══ EXCERPTED RECORDS

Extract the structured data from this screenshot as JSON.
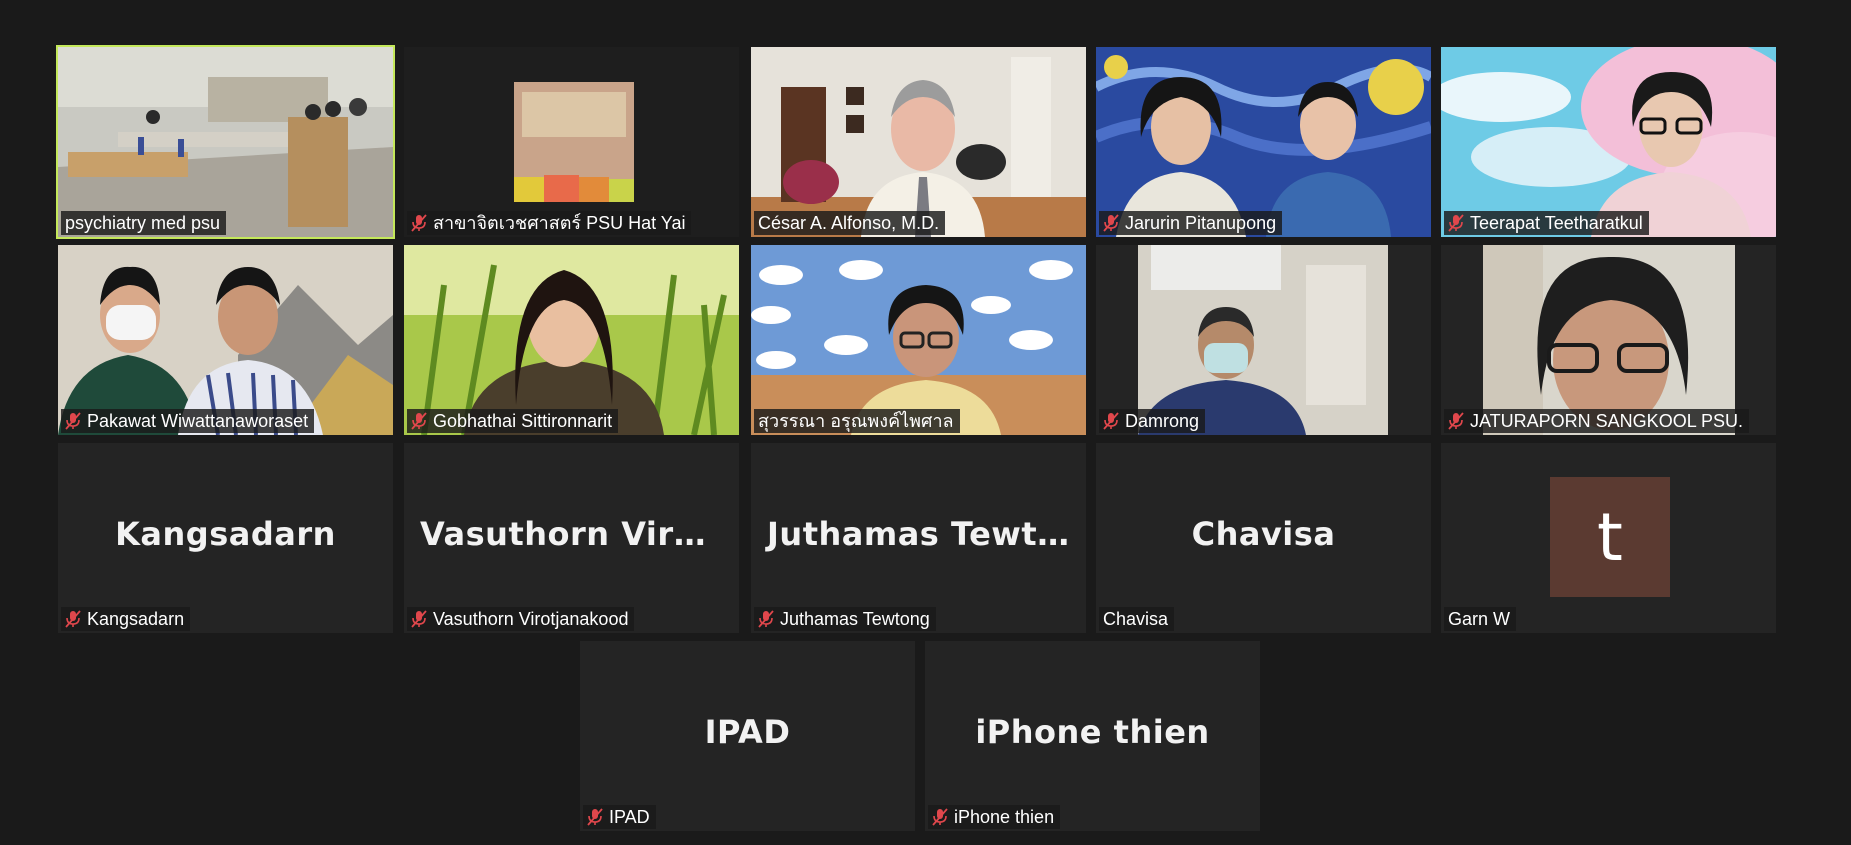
{
  "participants": [
    {
      "name": "psychiatry med psu",
      "muted": false,
      "active": true
    },
    {
      "name": "สาขาจิตเวชศาสตร์ PSU Hat Yai",
      "muted": true
    },
    {
      "name": "César A. Alfonso, M.D.",
      "muted": false
    },
    {
      "name": "Jarurin Pitanupong",
      "muted": true
    },
    {
      "name": "Teerapat Teetharatkul",
      "muted": true
    },
    {
      "name": "Pakawat Wiwattanaworaset",
      "muted": true
    },
    {
      "name": "Gobhathai Sittironnarit",
      "muted": true
    },
    {
      "name": "สุวรรณา อรุณพงค์ไพศาล",
      "muted": false
    },
    {
      "name": "Damrong",
      "muted": true
    },
    {
      "name": "JATURAPORN SANGKOOL PSU.",
      "muted": true
    },
    {
      "name": "Kangsadarn",
      "muted": true,
      "display_name": "Kangsadarn"
    },
    {
      "name": "Vasuthorn Virotjanakood",
      "muted": true,
      "display_name": "Vasuthorn  Virot..."
    },
    {
      "name": "Juthamas Tewtong",
      "muted": true,
      "display_name": "Juthamas  Tewt..."
    },
    {
      "name": "Chavisa",
      "muted": false,
      "display_name": "Chavisa"
    },
    {
      "name": "Garn W",
      "muted": false,
      "avatar_letter": "t"
    },
    {
      "name": "IPAD",
      "muted": true,
      "display_name": "IPAD"
    },
    {
      "name": "iPhone thien",
      "muted": true,
      "display_name": "iPhone thien"
    }
  ],
  "colors": {
    "background": "#1a1a1a",
    "tile": "#242424",
    "active_border": "#c4e85a",
    "muted_icon": "#e0474c",
    "avatar_bg": "#5b3a31"
  },
  "icons": {
    "muted": "microphone-muted-icon"
  }
}
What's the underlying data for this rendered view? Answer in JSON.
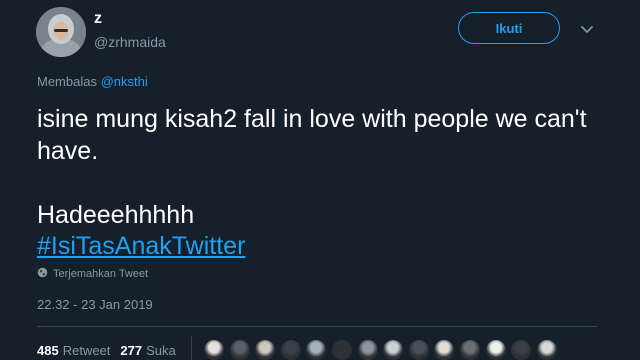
{
  "tweet": {
    "display_name": "z",
    "handle": "@zrhmaida",
    "follow_label": "Ikuti",
    "reply_prefix": "Membalas ",
    "reply_to": "@nksthi",
    "text": "isine mung kisah2 fall in love with people we can't have.\n\nHadeeehhhhh",
    "hashtag": "#IsiTasAnakTwitter",
    "translate_label": "Terjemahkan Tweet",
    "timestamp": "22.32 - 23 Jan 2019",
    "retweet_count": "485",
    "retweet_label": "Retweet",
    "like_count": "277",
    "like_label": "Suka"
  },
  "colors": {
    "background": "#15202b",
    "accent": "#1da1f2",
    "muted": "#8899a6",
    "divider": "#38444d"
  },
  "icons": {
    "menu": "chevron-down-icon",
    "translate": "globe-icon"
  },
  "liker_avatars": [
    {
      "color": "#e8e2dc"
    },
    {
      "color": "#5a5f66"
    },
    {
      "color": "#cfc9c3"
    },
    {
      "color": "#3d4148"
    },
    {
      "color": "#a6b2be"
    },
    {
      "color": "#2e3236"
    },
    {
      "color": "#8e969e"
    },
    {
      "color": "#c9d0d6"
    },
    {
      "color": "#4c5158"
    },
    {
      "color": "#e1dcd6"
    },
    {
      "color": "#6a7076"
    },
    {
      "color": "#f0f0f0"
    },
    {
      "color": "#3a3f45"
    },
    {
      "color": "#d8d8d8"
    }
  ]
}
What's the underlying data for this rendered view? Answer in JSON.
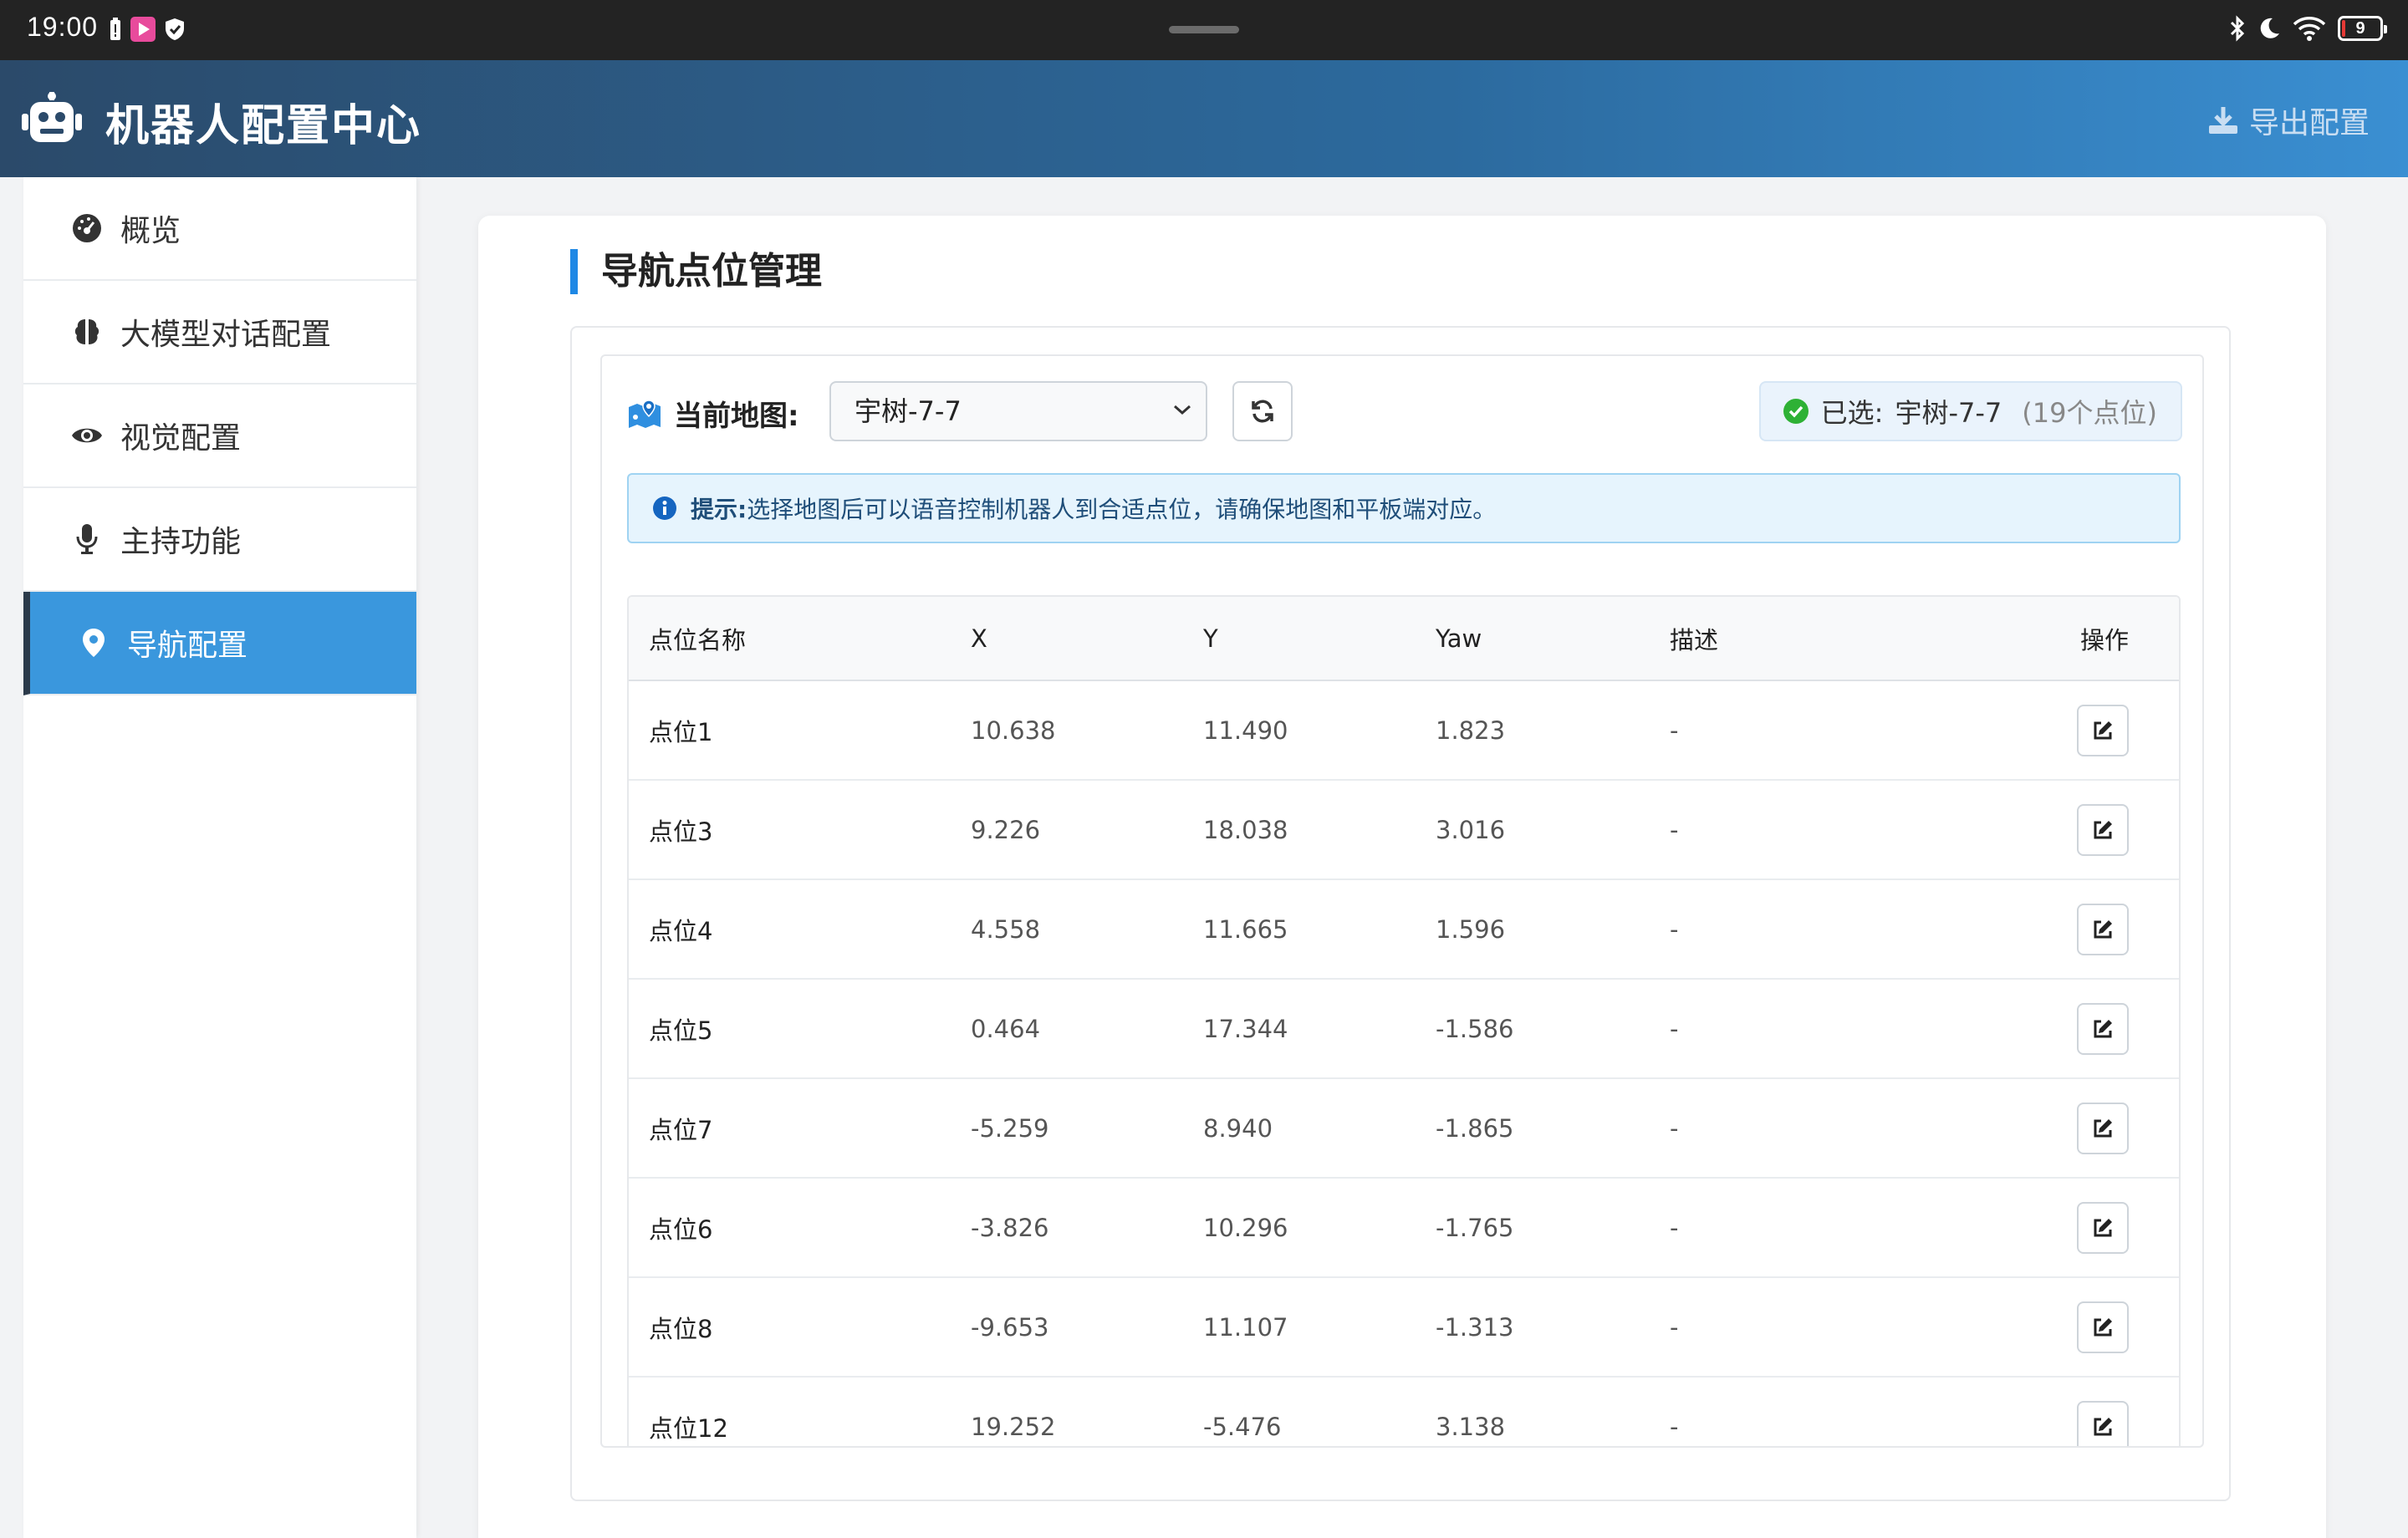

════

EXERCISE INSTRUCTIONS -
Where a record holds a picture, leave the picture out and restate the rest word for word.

TASK ANSWER -
Extract the structured data from this screenshot as JSON.
{
  "participants": [
    {
      "name": "psychiatry med psu",
      "muted": false,
      "active": true
    },
    {
      "name": "สาขาจิตเวชศาสตร์ PSU Hat Yai",
      "muted": true
    },
    {
      "name": "César A. Alfonso, M.D.",
      "muted": false
    },
    {
      "name": "Jarurin Pitanupong",
      "muted": true
    },
    {
      "name": "Teerapat Teetharatkul",
      "muted": true
    },
    {
      "name": "Pakawat Wiwattanaworaset",
      "muted": true
    },
    {
      "name": "Gobhathai Sittironnarit",
      "muted": true
    },
    {
      "name": "สุวรรณา อรุณพงค์ไพศาล",
      "muted": false
    },
    {
      "name": "Damrong",
      "muted": true
    },
    {
      "name": "JATURAPORN SANGKOOL PSU.",
      "muted": true
    },
    {
      "name": "Kangsadarn",
      "muted": true,
      "display_name": "Kangsadarn"
    },
    {
      "name": "Vasuthorn Virotjanakood",
      "muted": true,
      "display_name": "Vasuthorn  Virot..."
    },
    {
      "name": "Juthamas Tewtong",
      "muted": true,
      "display_name": "Juthamas  Tewt..."
    },
    {
      "name": "Chavisa",
      "muted": false,
      "display_name": "Chavisa"
    },
    {
      "name": "Garn W",
      "muted": false,
      "avatar_letter": "t"
    },
    {
      "name": "IPAD",
      "muted": true,
      "display_name": "IPAD"
    },
    {
      "name": "iPhone thien",
      "muted": true,
      "display_name": "iPhone thien"
    }
  ],
  "colors": {
    "background": "#1a1a1a",
    "tile": "#242424",
    "active_border": "#c4e85a",
    "muted_icon": "#e0474c",
    "avatar_bg": "#5b3a31"
  },
  "icons": {
    "muted": "microphone-muted-icon"
  }
}
What's the underlying data for this rendered view? Answer in JSON.
{
  "tweet": {
    "display_name": "z",
    "handle": "@zrhmaida",
    "follow_label": "Ikuti",
    "reply_prefix": "Membalas ",
    "reply_to": "@nksthi",
    "text": "isine mung kisah2 fall in love with people we can't have.\n\nHadeeehhhhh",
    "hashtag": "#IsiTasAnakTwitter",
    "translate_label": "Terjemahkan Tweet",
    "timestamp": "22.32 - 23 Jan 2019",
    "retweet_count": "485",
    "retweet_label": "Retweet",
    "like_count": "277",
    "like_label": "Suka"
  },
  "colors": {
    "background": "#15202b",
    "accent": "#1da1f2",
    "muted": "#8899a6",
    "divider": "#38444d"
  },
  "icons": {
    "menu": "chevron-down-icon",
    "translate": "globe-icon"
  },
  "liker_avatars": [
    {
      "color": "#e8e2dc"
    },
    {
      "color": "#5a5f66"
    },
    {
      "color": "#cfc9c3"
    },
    {
      "color": "#3d4148"
    },
    {
      "color": "#a6b2be"
    },
    {
      "color": "#2e3236"
    },
    {
      "color": "#8e969e"
    },
    {
      "color": "#c9d0d6"
    },
    {
      "color": "#4c5158"
    },
    {
      "color": "#e1dcd6"
    },
    {
      "color": "#6a7076"
    },
    {
      "color": "#f0f0f0"
    },
    {
      "color": "#3a3f45"
    },
    {
      "color": "#d8d8d8"
    }
  ]
}
What's the underlying data for this rendered view? Answer in JSON.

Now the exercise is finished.